KILAUEA MILITARY CAMP, Hawaii " High school students from several Pacific region garrisons gathered, here, recently, for an annual Pacific Youth Leadership Forum.   The theme for this year's forum was
Steven Colon, a teen from Schofield Barracks, Hawaii, was one of 29 high school students who participated in this year's Pacific Youth Leadership Forum at Kilauea Military Camp, Hawaii. He's shown helping during the YLF community service project with Hilo Habitat for Humanity.

KILAUEA MILITARY CAMP, Hawaii (Sept. 10, 2012) -- High school students from several Pacific region garrisons gathered, here, recently, for an annual Pacific Youth Leadership Forum.

The theme for this year's forum was "Renewable Energy-The Power of Youth."

The purpose of the forum was to connect teens from different backgrounds, discuss teen issues, provide leadership opportunities and help them develop their personal skills.

Teens from garrisons in Alaska, Hawaii, Japan, Kwajalein and Korea attended.

The forum was open to teens, ages 14-17, who demonstrated good character and behavior and who were active participants in their garrison's Youth Program.

Nearly 30 teens attended this year's forum.

Mark Ryales, youth program specialist for Installation Management Command-Pacific Region, said issues identification sessions are the prime reason the region brings teens together.

"It starts at the garrisons," Ryales explained. "Garrison youth councils determine three issues from each of their garrisons and then bring them to the Region Youth Leadership Forum. The forum discusses the issues and determines which are the top five in the Pacific Region; the others go back to the garrisons for resolution."

During their time in Hawaii, the teens performed a technology project and a service learning project.
The technology project focused on renewable and sustainable energy projects. Teens visited the Pakini Nui wind farms on South Point to learn about wind-generated electricity. They also learned about ocean thermal energy conversion, a process that uses differences in seawater temperature to generate electricity.

To cap their technology experience, the teens built a wind turbine and used it to power a water pump.

"The kids designed them; whoever pumped the most water in 60 seconds won," Ryales said.

The service learning project took place in Hilo where 29 teens joined volunteers from the Hilo Habitat for Humanity for a morning of hard work under a brilliant blue sky and blazing sun.

Steven Colon, a high school junior from Schofield Barracks, Oahu, came to the forum to develop his leadership skills and to give back to the community. He discovered another benefit to the forum: meeting new people and making new friends.

"I'm kind of shy and stuck with my group at first, but then I got to know the other kids, and they were similar to me," Colon said. "They have the same issues and are not so different.

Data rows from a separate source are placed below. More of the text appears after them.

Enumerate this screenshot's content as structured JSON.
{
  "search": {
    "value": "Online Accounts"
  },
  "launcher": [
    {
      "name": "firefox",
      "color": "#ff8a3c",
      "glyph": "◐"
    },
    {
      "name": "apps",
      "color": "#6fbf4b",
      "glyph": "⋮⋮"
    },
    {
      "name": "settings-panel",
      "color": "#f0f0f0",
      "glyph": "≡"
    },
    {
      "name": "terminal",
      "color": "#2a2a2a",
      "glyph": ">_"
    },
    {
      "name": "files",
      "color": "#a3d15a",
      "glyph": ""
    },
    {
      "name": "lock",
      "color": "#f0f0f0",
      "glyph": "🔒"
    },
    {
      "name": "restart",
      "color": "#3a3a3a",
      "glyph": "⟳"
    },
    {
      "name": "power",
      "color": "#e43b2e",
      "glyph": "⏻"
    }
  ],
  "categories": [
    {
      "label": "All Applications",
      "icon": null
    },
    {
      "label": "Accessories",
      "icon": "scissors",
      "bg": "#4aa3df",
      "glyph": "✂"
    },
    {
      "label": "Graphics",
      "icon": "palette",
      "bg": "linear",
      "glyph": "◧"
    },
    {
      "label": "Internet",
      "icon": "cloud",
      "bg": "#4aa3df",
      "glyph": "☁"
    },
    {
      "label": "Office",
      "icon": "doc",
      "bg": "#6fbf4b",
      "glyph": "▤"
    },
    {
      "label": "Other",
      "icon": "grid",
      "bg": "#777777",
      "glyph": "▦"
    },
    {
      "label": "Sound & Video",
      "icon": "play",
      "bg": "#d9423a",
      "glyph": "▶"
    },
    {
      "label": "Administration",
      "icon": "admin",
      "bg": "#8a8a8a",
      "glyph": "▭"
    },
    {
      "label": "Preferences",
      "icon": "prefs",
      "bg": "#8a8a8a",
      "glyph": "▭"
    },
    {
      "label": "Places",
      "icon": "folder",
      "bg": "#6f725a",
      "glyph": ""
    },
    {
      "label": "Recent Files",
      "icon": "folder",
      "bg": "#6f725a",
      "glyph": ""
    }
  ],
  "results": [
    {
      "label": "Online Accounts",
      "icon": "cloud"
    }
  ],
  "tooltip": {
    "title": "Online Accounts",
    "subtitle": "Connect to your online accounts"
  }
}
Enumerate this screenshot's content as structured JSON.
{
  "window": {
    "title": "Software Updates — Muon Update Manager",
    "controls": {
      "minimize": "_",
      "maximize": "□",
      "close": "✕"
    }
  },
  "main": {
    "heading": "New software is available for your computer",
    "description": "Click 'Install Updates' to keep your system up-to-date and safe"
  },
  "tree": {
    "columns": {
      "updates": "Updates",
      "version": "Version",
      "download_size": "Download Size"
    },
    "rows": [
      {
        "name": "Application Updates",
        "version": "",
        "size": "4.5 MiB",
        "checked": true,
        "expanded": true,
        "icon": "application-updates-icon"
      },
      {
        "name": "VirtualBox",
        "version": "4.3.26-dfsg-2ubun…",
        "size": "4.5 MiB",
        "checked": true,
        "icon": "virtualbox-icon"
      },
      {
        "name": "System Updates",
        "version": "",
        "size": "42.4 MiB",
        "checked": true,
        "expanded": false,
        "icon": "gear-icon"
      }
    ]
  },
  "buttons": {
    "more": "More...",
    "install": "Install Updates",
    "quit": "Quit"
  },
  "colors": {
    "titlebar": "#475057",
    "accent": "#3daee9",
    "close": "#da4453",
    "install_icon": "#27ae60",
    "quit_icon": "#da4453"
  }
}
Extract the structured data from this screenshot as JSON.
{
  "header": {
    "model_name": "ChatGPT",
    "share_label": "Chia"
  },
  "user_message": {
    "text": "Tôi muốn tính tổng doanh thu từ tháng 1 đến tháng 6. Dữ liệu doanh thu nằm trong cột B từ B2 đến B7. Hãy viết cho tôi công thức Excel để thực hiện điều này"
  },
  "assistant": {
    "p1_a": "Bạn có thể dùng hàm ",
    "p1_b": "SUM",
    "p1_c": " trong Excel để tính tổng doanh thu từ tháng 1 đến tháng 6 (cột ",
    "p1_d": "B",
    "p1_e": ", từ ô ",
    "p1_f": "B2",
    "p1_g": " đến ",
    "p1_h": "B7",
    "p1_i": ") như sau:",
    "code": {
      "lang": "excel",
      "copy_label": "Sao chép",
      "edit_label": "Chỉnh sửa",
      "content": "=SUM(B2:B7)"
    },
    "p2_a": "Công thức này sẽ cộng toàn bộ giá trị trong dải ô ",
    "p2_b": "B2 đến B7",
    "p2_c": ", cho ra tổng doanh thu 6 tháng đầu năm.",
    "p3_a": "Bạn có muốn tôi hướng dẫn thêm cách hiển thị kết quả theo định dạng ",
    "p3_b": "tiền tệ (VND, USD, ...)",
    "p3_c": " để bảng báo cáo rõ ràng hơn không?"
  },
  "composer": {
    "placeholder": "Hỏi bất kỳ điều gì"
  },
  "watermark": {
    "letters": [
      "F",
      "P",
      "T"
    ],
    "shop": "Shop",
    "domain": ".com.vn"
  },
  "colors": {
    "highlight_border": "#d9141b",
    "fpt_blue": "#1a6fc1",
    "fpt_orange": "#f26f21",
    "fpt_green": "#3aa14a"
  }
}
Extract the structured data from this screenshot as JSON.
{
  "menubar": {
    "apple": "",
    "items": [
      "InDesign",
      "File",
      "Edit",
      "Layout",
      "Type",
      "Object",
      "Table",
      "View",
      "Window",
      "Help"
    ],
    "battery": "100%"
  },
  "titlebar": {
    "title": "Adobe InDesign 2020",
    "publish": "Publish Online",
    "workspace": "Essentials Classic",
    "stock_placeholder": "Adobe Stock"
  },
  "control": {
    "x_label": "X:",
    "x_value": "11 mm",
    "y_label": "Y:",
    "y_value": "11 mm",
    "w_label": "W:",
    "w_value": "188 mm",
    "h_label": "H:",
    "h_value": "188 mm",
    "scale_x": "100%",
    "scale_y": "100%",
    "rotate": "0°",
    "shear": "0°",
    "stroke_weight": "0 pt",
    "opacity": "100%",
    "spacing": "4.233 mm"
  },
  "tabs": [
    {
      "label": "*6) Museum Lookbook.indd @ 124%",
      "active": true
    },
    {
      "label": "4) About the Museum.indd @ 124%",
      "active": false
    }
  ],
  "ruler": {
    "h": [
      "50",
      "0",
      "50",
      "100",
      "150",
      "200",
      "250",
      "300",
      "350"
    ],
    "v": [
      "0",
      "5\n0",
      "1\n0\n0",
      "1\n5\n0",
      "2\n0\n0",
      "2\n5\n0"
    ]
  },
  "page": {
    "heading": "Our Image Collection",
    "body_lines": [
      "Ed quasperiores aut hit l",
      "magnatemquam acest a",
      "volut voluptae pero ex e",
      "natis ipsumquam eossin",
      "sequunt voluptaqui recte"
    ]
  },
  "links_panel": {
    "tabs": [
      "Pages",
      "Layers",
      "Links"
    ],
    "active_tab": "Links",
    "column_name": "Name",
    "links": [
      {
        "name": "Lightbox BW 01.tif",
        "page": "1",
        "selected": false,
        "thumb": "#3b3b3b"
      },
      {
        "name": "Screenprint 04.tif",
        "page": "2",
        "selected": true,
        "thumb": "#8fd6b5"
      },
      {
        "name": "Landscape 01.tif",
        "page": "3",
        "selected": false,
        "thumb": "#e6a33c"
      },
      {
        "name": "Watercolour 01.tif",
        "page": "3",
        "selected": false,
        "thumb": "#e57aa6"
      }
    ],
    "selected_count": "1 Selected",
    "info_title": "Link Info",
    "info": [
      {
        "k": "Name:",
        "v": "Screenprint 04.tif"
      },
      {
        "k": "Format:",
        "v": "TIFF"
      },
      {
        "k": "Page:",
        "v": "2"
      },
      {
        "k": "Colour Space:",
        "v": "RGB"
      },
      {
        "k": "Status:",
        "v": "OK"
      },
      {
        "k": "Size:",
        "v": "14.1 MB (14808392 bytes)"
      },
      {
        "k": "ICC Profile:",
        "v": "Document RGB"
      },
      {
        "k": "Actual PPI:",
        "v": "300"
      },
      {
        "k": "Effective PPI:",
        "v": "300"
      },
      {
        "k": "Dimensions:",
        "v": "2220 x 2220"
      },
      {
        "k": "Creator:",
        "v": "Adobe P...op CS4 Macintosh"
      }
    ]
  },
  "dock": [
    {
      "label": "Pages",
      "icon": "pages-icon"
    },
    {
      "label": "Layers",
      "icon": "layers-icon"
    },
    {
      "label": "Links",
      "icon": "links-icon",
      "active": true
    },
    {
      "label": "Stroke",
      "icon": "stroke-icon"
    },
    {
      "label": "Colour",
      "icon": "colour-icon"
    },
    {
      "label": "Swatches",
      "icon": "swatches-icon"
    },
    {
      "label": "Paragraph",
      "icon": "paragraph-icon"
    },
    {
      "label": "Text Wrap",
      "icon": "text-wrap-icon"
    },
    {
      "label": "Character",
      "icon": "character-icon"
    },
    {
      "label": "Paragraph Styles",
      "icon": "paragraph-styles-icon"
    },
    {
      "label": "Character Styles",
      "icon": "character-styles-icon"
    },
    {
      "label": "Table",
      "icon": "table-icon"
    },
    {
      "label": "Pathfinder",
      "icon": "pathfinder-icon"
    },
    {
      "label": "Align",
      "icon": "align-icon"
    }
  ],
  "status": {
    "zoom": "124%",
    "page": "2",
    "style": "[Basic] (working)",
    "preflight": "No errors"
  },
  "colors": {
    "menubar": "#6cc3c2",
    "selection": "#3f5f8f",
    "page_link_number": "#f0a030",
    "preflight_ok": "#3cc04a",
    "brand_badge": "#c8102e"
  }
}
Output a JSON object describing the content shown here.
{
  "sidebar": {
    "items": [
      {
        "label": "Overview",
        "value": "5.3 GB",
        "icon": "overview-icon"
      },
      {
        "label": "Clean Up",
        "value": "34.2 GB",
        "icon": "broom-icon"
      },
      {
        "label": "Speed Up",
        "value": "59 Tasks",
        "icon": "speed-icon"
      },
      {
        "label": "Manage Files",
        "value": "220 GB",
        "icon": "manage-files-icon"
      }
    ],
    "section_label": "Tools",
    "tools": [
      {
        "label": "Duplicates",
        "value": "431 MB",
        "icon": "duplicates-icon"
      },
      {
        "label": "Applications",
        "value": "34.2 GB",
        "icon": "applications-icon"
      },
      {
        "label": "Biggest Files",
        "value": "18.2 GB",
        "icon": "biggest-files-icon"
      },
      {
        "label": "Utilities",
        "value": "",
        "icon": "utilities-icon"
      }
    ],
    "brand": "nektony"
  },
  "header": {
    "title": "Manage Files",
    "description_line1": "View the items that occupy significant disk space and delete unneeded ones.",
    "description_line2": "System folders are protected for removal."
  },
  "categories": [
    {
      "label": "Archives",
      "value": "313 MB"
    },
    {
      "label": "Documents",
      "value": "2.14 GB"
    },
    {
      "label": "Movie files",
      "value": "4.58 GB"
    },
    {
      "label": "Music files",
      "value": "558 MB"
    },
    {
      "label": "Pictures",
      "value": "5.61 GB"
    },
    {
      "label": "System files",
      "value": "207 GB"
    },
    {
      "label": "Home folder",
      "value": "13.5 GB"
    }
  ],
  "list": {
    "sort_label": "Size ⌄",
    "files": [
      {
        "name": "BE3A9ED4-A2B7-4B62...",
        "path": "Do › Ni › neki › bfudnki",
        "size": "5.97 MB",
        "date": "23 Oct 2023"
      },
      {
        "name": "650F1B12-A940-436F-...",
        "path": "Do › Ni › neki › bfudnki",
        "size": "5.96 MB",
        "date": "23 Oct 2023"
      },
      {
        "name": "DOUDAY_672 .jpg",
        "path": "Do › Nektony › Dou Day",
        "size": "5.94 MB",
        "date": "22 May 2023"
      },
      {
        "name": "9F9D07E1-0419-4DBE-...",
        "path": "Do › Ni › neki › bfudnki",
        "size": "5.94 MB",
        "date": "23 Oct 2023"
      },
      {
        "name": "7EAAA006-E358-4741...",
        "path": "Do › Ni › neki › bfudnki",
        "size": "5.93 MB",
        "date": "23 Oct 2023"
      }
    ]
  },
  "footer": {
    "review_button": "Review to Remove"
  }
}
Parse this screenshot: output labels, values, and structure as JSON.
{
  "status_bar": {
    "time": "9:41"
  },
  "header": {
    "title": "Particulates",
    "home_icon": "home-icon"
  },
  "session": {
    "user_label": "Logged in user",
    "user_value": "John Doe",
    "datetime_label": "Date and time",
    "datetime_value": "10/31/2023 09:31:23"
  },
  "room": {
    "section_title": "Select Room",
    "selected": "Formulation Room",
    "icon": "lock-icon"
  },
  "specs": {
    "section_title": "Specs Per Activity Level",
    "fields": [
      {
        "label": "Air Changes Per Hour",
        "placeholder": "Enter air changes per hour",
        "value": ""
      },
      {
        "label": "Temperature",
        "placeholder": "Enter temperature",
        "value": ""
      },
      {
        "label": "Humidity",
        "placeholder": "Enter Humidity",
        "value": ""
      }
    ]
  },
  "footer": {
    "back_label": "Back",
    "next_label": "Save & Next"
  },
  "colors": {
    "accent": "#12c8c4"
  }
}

I don't want to leave. We've only known each other a few days, but I feel like I've known them my entire life."
Halley Hine from Aliamanu Military Reservation, Oahu, said 2012 is the first time she's attended a Youth Leadership Forum. Like her fellow teens, she shares a desire to make a difference in her community.

"I saw this as a way to do it," Hine said, adding that she also learned the value of teamwork.

"I got what it means to work as a team, to work with others," she said. "I have a lot in common with the other kids. This has been a wonderful experience."

After the forum adjourned, Ryales reflected on it and the teens who participated.

"This is collectively the strongest group of leaders I've seen in 11 years; these kids earned the opportunity to come to Hawaii," he said. "(This) was a great location for our technology and service learning project."

Page last updated Fri September 7th, 2012 at 00:00